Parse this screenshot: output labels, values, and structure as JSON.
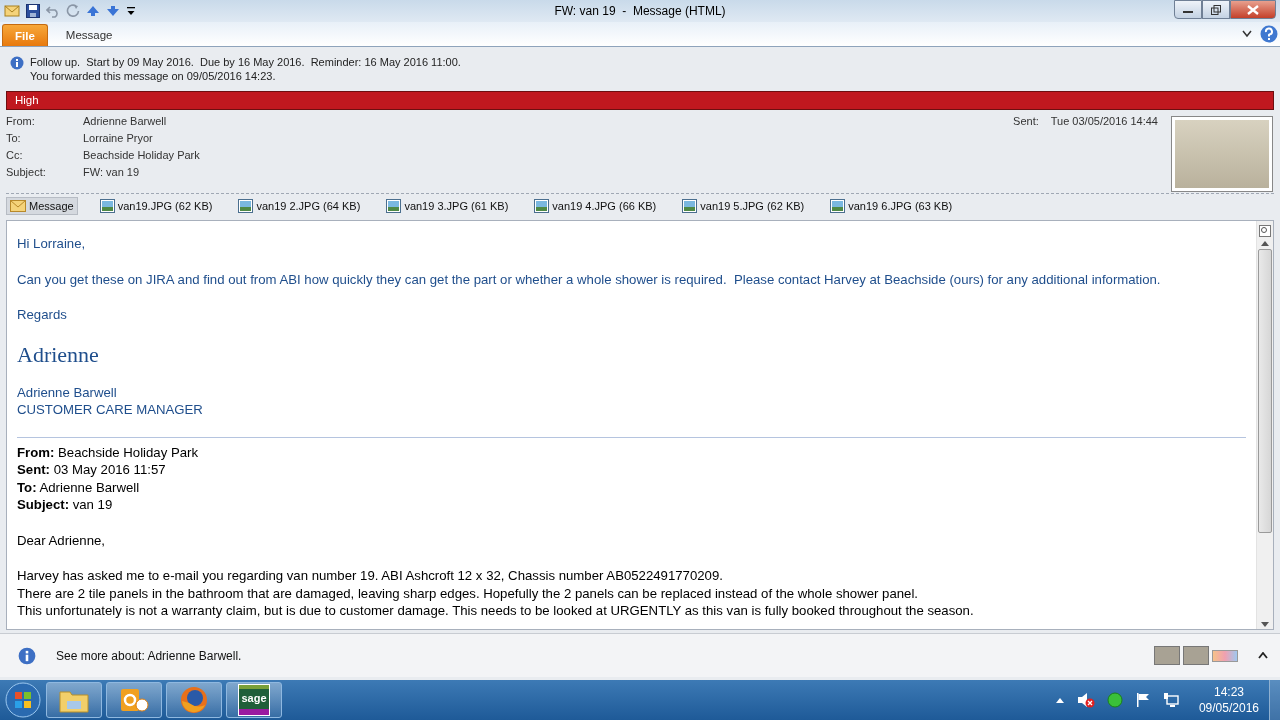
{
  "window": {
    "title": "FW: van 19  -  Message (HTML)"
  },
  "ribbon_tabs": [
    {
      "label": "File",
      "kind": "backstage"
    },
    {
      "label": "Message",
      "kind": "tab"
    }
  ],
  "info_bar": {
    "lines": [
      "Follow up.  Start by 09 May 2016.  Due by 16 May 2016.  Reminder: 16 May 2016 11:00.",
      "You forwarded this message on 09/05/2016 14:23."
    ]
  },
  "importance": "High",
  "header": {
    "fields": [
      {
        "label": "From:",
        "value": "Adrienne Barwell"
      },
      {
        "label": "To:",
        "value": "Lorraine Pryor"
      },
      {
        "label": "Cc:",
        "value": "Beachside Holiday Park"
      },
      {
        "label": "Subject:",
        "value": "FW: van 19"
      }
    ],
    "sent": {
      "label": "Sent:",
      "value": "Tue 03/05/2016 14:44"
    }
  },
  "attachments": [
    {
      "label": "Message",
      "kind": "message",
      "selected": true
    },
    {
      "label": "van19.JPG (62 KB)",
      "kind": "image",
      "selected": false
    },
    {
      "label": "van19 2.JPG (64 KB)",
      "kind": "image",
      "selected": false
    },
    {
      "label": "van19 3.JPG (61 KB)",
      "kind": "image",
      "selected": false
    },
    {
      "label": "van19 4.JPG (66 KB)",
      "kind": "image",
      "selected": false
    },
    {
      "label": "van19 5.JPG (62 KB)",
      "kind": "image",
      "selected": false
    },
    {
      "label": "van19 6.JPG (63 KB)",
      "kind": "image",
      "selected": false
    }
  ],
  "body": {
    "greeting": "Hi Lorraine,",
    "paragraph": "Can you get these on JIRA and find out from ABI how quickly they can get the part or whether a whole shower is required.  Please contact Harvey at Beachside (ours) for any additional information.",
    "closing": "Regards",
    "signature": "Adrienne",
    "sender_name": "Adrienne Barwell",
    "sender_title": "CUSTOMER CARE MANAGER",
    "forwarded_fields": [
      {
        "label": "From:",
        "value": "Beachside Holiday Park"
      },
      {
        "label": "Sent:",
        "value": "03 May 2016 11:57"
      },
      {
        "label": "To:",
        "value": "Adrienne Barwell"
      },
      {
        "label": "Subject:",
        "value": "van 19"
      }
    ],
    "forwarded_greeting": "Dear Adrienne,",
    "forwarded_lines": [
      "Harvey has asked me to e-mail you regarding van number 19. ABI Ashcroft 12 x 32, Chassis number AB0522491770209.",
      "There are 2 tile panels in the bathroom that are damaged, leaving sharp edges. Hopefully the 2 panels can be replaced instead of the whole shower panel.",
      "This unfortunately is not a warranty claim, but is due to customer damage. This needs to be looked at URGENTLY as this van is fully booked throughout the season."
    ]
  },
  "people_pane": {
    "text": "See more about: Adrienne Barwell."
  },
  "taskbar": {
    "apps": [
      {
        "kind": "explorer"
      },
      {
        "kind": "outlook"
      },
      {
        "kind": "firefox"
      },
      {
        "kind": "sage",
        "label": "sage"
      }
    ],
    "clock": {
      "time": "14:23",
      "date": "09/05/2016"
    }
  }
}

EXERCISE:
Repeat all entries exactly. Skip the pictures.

YOUR RESPONSE:
Parse this screenshot: output labels, values, and structure as JSON.
{
  "window": {
    "title": "FW: van 19  -  Message (HTML)"
  },
  "ribbon_tabs": [
    {
      "label": "File",
      "kind": "backstage"
    },
    {
      "label": "Message",
      "kind": "tab"
    }
  ],
  "info_bar": {
    "lines": [
      "Follow up.  Start by 09 May 2016.  Due by 16 May 2016.  Reminder: 16 May 2016 11:00.",
      "You forwarded this message on 09/05/2016 14:23."
    ]
  },
  "importance": "High",
  "header": {
    "fields": [
      {
        "label": "From:",
        "value": "Adrienne Barwell"
      },
      {
        "label": "To:",
        "value": "Lorraine Pryor"
      },
      {
        "label": "Cc:",
        "value": "Beachside Holiday Park"
      },
      {
        "label": "Subject:",
        "value": "FW: van 19"
      }
    ],
    "sent": {
      "label": "Sent:",
      "value": "Tue 03/05/2016 14:44"
    }
  },
  "attachments": [
    {
      "label": "Message",
      "kind": "message",
      "selected": true
    },
    {
      "label": "van19.JPG (62 KB)",
      "kind": "image",
      "selected": false
    },
    {
      "label": "van19 2.JPG (64 KB)",
      "kind": "image",
      "selected": false
    },
    {
      "label": "van19 3.JPG (61 KB)",
      "kind": "image",
      "selected": false
    },
    {
      "label": "van19 4.JPG (66 KB)",
      "kind": "image",
      "selected": false
    },
    {
      "label": "van19 5.JPG (62 KB)",
      "kind": "image",
      "selected": false
    },
    {
      "label": "van19 6.JPG (63 KB)",
      "kind": "image",
      "selected": false
    }
  ],
  "body": {
    "greeting": "Hi Lorraine,",
    "paragraph": "Can you get these on JIRA and find out from ABI how quickly they can get the part or whether a whole shower is required.  Please contact Harvey at Beachside (ours) for any additional information.",
    "closing": "Regards",
    "signature": "Adrienne",
    "sender_name": "Adrienne Barwell",
    "sender_title": "CUSTOMER CARE MANAGER",
    "forwarded_fields": [
      {
        "label": "From:",
        "value": "Beachside Holiday Park"
      },
      {
        "label": "Sent:",
        "value": "03 May 2016 11:57"
      },
      {
        "label": "To:",
        "value": "Adrienne Barwell"
      },
      {
        "label": "Subject:",
        "value": "van 19"
      }
    ],
    "forwarded_greeting": "Dear Adrienne,",
    "forwarded_lines": [
      "Harvey has asked me to e-mail you regarding van number 19. ABI Ashcroft 12 x 32, Chassis number AB0522491770209.",
      "There are 2 tile panels in the bathroom that are damaged, leaving sharp edges. Hopefully the 2 panels can be replaced instead of the whole shower panel.",
      "This unfortunately is not a warranty claim, but is due to customer damage. This needs to be looked at URGENTLY as this van is fully booked throughout the season."
    ]
  },
  "people_pane": {
    "text": "See more about: Adrienne Barwell."
  },
  "taskbar": {
    "apps": [
      {
        "kind": "explorer"
      },
      {
        "kind": "outlook"
      },
      {
        "kind": "firefox"
      },
      {
        "kind": "sage",
        "label": "sage"
      }
    ],
    "clock": {
      "time": "14:23",
      "date": "09/05/2016"
    }
  }
}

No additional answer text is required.